Data supplied: Begin
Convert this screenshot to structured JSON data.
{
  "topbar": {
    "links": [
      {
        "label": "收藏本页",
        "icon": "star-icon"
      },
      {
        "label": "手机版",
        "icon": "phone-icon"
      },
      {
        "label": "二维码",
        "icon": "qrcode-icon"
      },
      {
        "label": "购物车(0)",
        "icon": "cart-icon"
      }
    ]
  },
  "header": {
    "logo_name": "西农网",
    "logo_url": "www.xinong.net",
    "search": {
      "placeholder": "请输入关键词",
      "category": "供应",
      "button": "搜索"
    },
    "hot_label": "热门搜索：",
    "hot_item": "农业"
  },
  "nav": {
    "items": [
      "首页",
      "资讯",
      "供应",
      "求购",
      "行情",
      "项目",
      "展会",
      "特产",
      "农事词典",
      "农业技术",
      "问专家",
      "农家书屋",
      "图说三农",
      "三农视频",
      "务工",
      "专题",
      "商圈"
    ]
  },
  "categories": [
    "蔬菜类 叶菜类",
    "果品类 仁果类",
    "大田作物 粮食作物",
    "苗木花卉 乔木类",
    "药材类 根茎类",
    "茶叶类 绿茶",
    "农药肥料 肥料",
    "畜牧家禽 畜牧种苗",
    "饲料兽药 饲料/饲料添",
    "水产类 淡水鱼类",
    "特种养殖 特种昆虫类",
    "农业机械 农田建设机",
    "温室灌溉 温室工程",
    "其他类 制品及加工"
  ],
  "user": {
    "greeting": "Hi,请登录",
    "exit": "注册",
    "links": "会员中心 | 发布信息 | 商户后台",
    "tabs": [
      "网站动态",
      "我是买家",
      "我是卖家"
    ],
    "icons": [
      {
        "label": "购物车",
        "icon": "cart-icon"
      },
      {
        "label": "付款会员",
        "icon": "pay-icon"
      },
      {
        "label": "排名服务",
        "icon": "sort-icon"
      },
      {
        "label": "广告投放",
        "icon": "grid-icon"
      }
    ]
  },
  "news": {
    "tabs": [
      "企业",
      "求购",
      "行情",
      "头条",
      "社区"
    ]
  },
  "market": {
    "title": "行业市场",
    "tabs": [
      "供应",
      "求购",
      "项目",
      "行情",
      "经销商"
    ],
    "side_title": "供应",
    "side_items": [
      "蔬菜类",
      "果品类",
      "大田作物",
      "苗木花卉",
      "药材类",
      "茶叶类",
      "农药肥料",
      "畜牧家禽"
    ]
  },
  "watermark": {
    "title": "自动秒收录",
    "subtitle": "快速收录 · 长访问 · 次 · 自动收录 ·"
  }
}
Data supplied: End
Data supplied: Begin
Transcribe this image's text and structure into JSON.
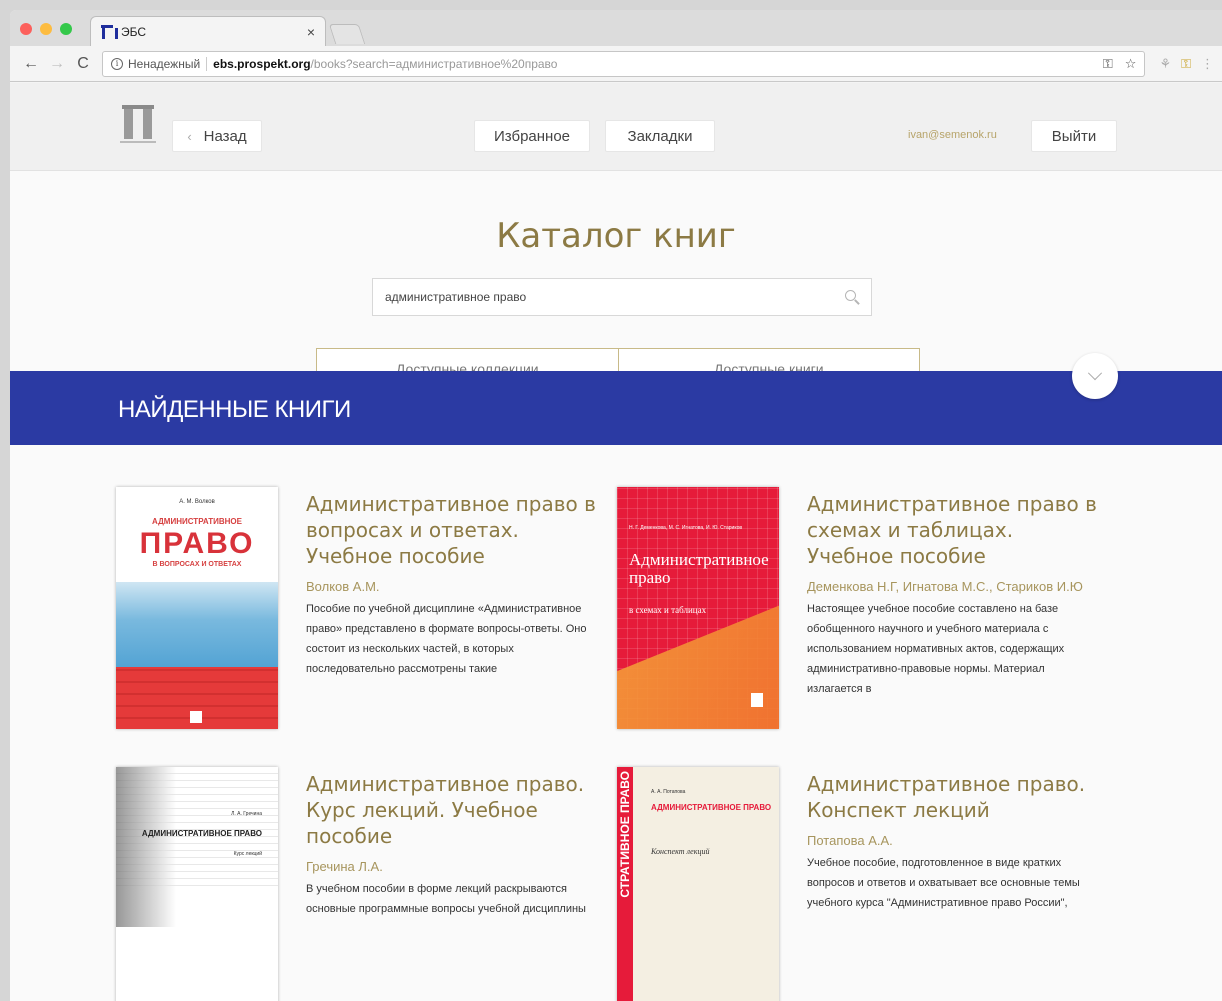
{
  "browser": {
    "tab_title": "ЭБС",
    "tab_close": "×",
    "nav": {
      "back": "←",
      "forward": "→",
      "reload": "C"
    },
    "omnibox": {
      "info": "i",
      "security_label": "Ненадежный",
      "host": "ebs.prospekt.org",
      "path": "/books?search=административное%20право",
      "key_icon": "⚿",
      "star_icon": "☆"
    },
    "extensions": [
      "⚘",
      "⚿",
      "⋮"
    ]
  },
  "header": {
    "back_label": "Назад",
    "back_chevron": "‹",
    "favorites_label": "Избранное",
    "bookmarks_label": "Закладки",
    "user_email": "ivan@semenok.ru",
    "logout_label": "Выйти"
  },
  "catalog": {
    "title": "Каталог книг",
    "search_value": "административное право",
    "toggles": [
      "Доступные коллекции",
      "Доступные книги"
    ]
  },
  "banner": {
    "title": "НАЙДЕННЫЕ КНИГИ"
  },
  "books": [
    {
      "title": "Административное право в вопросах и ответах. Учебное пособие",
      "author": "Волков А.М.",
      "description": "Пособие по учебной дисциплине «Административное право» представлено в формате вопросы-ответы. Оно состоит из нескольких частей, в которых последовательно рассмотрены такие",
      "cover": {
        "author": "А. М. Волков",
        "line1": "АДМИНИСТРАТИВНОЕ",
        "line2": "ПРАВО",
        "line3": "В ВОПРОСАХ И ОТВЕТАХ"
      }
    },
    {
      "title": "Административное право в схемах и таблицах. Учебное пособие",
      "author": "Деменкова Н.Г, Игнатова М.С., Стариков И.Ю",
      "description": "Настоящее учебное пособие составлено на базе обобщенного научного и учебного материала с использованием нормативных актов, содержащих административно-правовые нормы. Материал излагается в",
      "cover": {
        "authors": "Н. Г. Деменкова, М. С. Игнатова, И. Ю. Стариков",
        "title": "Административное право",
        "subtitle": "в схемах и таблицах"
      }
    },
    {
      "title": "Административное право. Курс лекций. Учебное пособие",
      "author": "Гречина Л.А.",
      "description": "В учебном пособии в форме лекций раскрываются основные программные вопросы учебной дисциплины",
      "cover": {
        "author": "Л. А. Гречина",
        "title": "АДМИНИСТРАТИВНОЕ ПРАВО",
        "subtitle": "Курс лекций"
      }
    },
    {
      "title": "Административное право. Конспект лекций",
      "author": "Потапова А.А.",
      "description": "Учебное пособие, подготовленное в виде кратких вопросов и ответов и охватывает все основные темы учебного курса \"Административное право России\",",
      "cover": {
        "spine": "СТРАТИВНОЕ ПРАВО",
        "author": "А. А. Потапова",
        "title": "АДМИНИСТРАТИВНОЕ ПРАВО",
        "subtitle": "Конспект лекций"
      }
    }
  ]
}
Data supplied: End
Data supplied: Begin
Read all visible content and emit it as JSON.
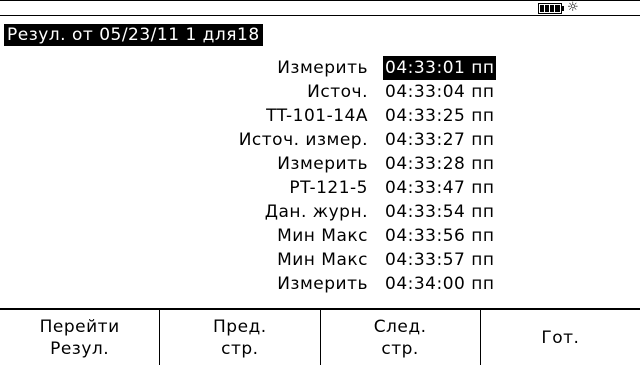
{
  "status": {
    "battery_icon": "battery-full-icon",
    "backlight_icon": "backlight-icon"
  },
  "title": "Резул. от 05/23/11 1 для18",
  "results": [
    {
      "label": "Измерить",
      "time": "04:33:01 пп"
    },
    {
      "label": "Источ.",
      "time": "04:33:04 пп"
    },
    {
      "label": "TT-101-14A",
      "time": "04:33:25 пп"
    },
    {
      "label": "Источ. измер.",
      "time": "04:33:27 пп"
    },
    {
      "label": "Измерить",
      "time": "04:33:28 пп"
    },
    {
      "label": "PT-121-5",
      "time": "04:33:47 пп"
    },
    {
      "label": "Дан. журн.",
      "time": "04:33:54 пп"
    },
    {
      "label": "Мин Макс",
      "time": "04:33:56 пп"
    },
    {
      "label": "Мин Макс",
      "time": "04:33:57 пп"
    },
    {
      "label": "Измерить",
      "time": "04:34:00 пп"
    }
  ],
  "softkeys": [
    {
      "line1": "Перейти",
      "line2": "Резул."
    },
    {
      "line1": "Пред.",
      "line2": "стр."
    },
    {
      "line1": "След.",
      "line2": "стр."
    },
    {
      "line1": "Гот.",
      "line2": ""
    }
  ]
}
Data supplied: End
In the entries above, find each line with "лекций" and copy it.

=== Written reply ===
      "title": "Административное право. Курс лекций. Учебное пособие",
      "description": "В учебном пособии в форме лекций раскрываются основные программные вопросы учебной дисциплины",
        "subtitle": "Курс лекций"
      "title": "Административное право. Конспект лекций",
        "subtitle": "Конспект лекций"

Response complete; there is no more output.